One short decade ago, a leader was a brave one, a person elected to be the hero whose face inspired the masses and whose actions and directions paved the way for followers. The rise of the internet and mass collaboration has painted the leader invisible, tasked with empowering individual participants to communicate and pilot their own destinies. Yet what about a decade down the line? Will another fundamental medium of interaction, such as reach of connectivity or scale of social capital, change drastically? Will the generation born with a silver smartphone in its pockets see a different way of connecting users?
It’s hard to deny that mass collaboration is an important basis of communication nowadays, as argues Tapscott and Williams’ Wikinomics. Today’s businesses, research groups, news media, and other institutions alike rely on user input to extend their reach and profitability. Yet stepping back from analyzing the causation for this phenomenon and before blindly attempting to take advantage of it, there lies a fundamental question: what is the role of mass collaboration in society?
Understanding the role of mass collaboration is more than noting what benefits mass collaboration brings to it. The implications for business alone epitomize the great potential of involving the masses. Instead, we ask, why is this phenomenon so powerful and still growing, and what does this reflect about the values of users? What fundamental need does mass collaboration fulfill?
Firstly, mass collaboration is a means of generating social capital. In a world without collaboration, the internet would be simply a marketplace for ideas. The metadata used to browse these ideas would be personalized, thus it becomes difficult for users to find ideas from different perspectives. Ultimately, the procurement, analysis, and use of data would be limited to the personal scope, where no interaction or social capital would be generated; this is no more efficient than a personal library. The lack of social capital would make the internet a city whose residents refuse to leave home and build the city. Mass collaboration ensures that the internet population stays active and populated.
Mass collaboration also gives its subjects meaning and context. Companies compete incessantly to be relevant to its target audience, and involving them in collaborative projects is a means of creating relevance. Participation in a project connects the participant to all others and to the very project itself, creating a solid network of interested individuals. This increases the persistence of ideas (and advertisements) within groups and motivates them.
Mass collaboration is, lastly, a source of resources for its participants, as users are able to network with peer coaches, company representatives, and the like. This reflects the idea of a physical community where social capital exists and communicating with neighbors has meaning.
Ultimately, we haven’t escaped into a new realm by turning to our computers: we simply have collectively decided to make our online experience more similar to our physical ones but without the boundaries of physics and reality. Mass collaboration is but everyday communication on a scale comparable to that of Big Data. Instead of replacing the physical world, mass collaboration has the potential of being a virtual machine to simulate or experiment without as significant costs.

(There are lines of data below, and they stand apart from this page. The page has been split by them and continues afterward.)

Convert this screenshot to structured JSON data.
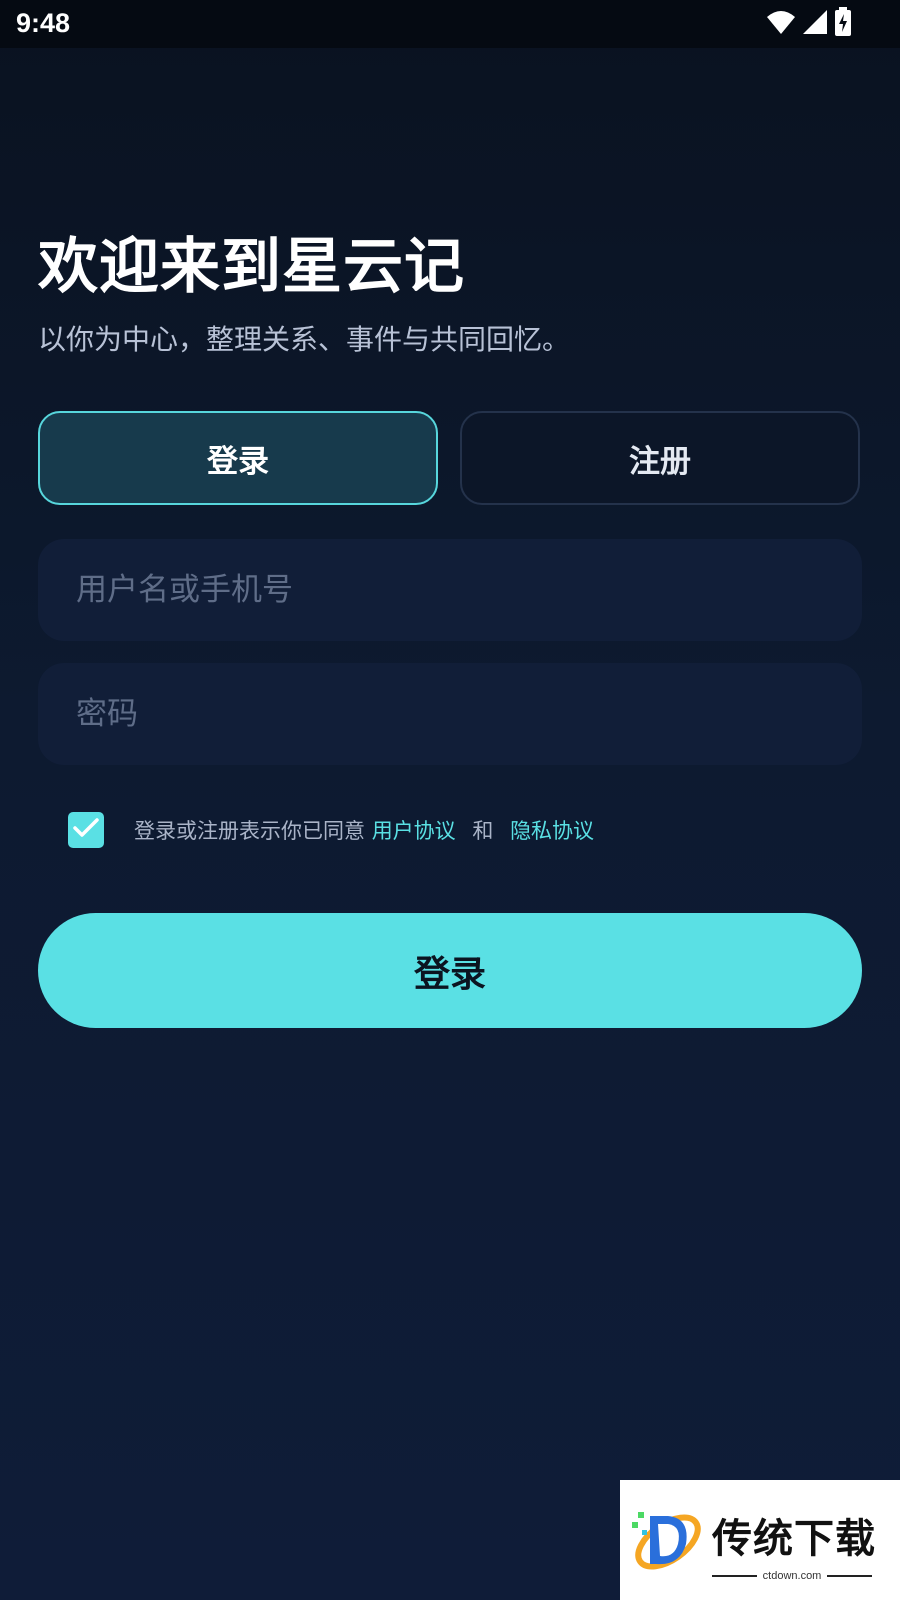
{
  "status_bar": {
    "time": "9:48",
    "icons": [
      "wifi-icon",
      "signal-icon",
      "battery-charging-icon"
    ]
  },
  "header": {
    "title": "欢迎来到星云记",
    "subtitle": "以你为中心，整理关系、事件与共同回忆。"
  },
  "tabs": {
    "login_label": "登录",
    "register_label": "注册",
    "active": "login"
  },
  "form": {
    "username_placeholder": "用户名或手机号",
    "username_value": "",
    "password_placeholder": "密码",
    "password_value": ""
  },
  "agreement": {
    "checked": true,
    "text": "登录或注册表示你已同意",
    "user_agreement": "用户协议",
    "and": "和",
    "privacy_policy": "隐私协议"
  },
  "submit": {
    "label": "登录"
  },
  "watermark": {
    "title": "传统下载",
    "url": "ctdown.com"
  },
  "colors": {
    "accent": "#5ae0e4",
    "background": "#0d1a30",
    "field": "#111e38",
    "tab_active_bg": "#173a4c"
  }
}
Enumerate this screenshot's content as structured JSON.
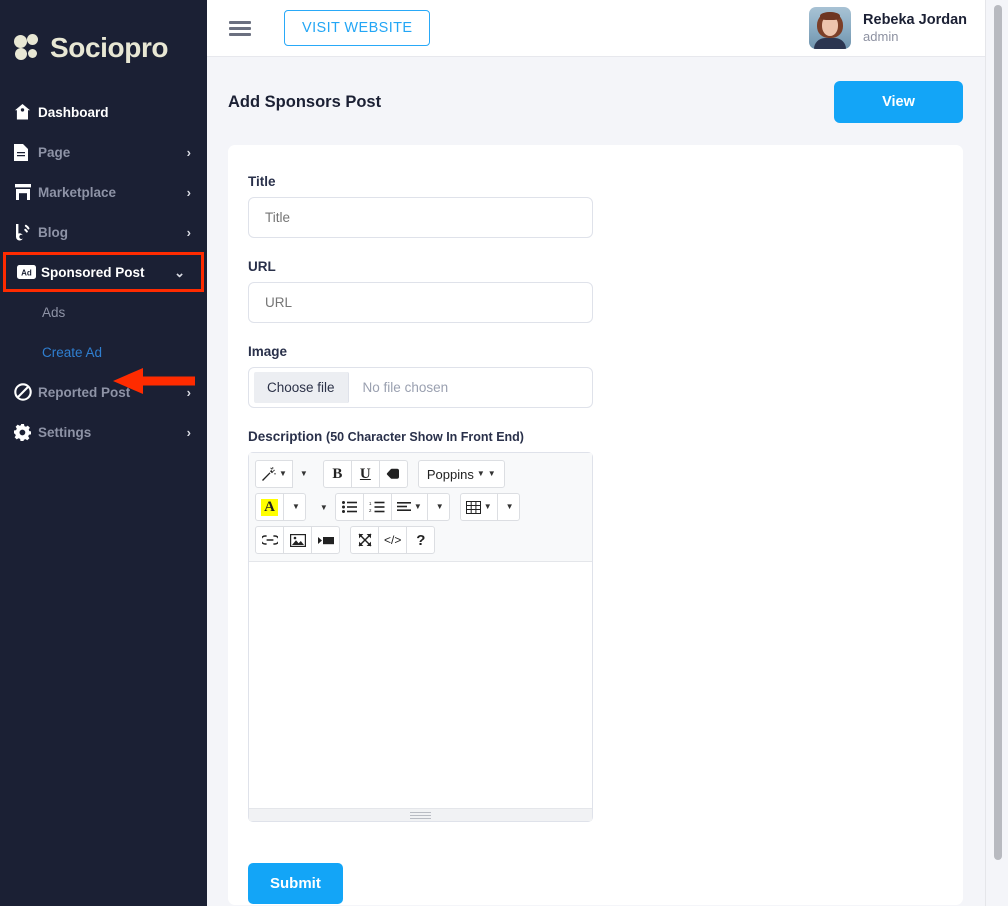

When your hot date stares deep into your eyes lovingly and whispers to you the world’s knowledge or gossip, standing gracefully in slick white sleeves, it probably takes a boss or manager to pry you away from your overheated phone and back to work. Money speaks. Yet what speaks on the web itself, where many massively collaborative projects don’t hand out cash?
To some, this is an hola, a shalom, or a salve. To others, this is a שלום, a привет, or a 你好. All these people share a mutual understanding of the uplifting connotation of a few simple words. Yet to a Computer Science major like me, the same words mean something totally different: the rage-inducing and expletive-strewn hazing ritual for the new programmer (that’s ever so hilarious to spectate). While many programmers code in English, technical jargon transforms comp sci talk into another language altogether. With so many diverse subnetworks and their varying cultures and etiquettes, understanding the role of language in the Twittersphere in the dissemination of information is critical to controlling the reach and impact of one’s posts.
Honey indisputably results from the dedication and labor of worker bees. Their instructions come from the Queen bee. But who does the Queen herself answer to? The colony’s needs? The workers’ demands? Or just her own whim?
Golding’s Lord of the Flies has hinted at we are both man and beast. O’Brien’s The Things They Carried has proved us both real and imaginary. Mrs. Teacherlady’s homework assignments have made us both dead and alive. We thought the internet would protect us from our dualities and hypocrisy. We couldn’t be more wrong.
Buyer’s regret is no myth of yore; you probably remember or have heard of people going to the carnival with a couple dollars in pocket, and spending too much on blue cotton candy before finding out that there are pink ones too. More likely, however, you’ve spent hours of your life, attention you could have focused somewhere more worthy, or energy you could have saved for fun on reading and parsing some useless post online, then realized after you’re dead tired at 5 a.m. To me, learner’s regret hurts much more than donating cash to a businessperson. Continue reading Being King of Your Own Universe: No More Learner’s Regret